If the shower has not been used for a long period of time, leave it to run at a hot
temperature for a few minutes before use
Make sure that tiles and grout are in good condition and are regularly cleaned. An
anti-fungal cleaner may be needed.
Hygienically clean or launder shower curtains regularly
*How to wash hands:
Handwashing “technique” is very important. Rubbing with soap and water lifts the
germs off the hands, but rinsing under running water is also vital, because it is this
process which actually removes the germs from the hands. The accepted procedure
for handwashing is:
Ensure a supply of liquid soap, warm running water, clean hand towel/disposable
paper towels and a foot-operated pedal bin.
Always wash hands under warm running water.
Rub hands together for 15–30 seconds, paying particular attention to fingertips,
thumbs and between the fingers.
Rinse well and dry thoroughly.
In situations where soap and running water is not available an alcohol-based hand
rub or hand sanitiser should be used to achieve hand hygiene:
Apply product to the palm of one hand.
Rub hands together.
Rub the product over all surfaces of hands and fingers until your hands are dry.
Note: the volume needed to reduce the number of germs on hands varies by product.
In high risk situations where there is an outbreak in the home, handwashing followed
by use of an alcohol rub/sanitiser should be encouraged.
One very simple thing which people can do which can significantly reduce the risk of
disease is to avoid putting their fingers to their mouth.
**Disinfectants and disinfectant cleaners
For preference use a disinfectant or disinfectant/cleaner such as a bleach-based
product, which is active against viruses as well as bacteria. For more details on
choosing the appropriate disinfectant, see the IFH information sheet “Cleaning and
disinfection: Chemical Disinfectants Explained”. Consult the manufacturers’
instructions for information on the “spectrum of action”, and method of use (dilution,
contact time etc). For bleach (hypochlorite) products, use a solution of bleach, diluted
to 0.5% w/v or 5000ppm available chlorine. Household bleach (both thick and thin
bleach) typically contains 4.5 to 5.0% w/v (45,000-50,000 ppm) available chlorine.
Where “concentrated bleach” is recommended a solution containing not less than
4.5% w/v available chlorine should be used. Bleach/cleaner formulations (e.g.
sprays) are formulated to be used “neat” (i.e. without dilution).
When using a disinfectant, It is always advisable to check the label as concentrations
and directions for use can vary from one product to another.
IFH Guidelines and Training Resources on Home Hygiene
1. Guidelines for prevention of infection and cross infection the domestic
environment. International Scientific Forum on Home Hygiene. Available from:
2. Recommendations for selection of suitable hygiene procedures for use in the
domestic environment.

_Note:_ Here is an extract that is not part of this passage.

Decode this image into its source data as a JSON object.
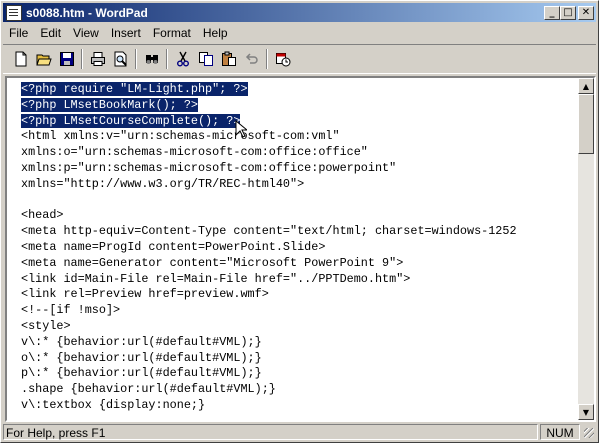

International Scientific Forum on Home Hygiene.
Available from: http://www.ifh-
3. Guidelines for prevention of infection and cross infection the domestic
environment: focus on issues in developing countries. International Scientific
Forum on Home Hygiene. Available from: http://www.ifh-
4. Home Hygiene - prevention of infection at home: a training resource for carers
and their trainers. International Scientific Forum on Home Hygiene. Available
5. Home Hygiene in Developing Countries: Prevention of Infection in the Home
and Peridomestic Setting. A training resource for teachers and community
health professionals in developing countries. International Scientific Forum on
Home Hygiene. Available from: http://www.ifh-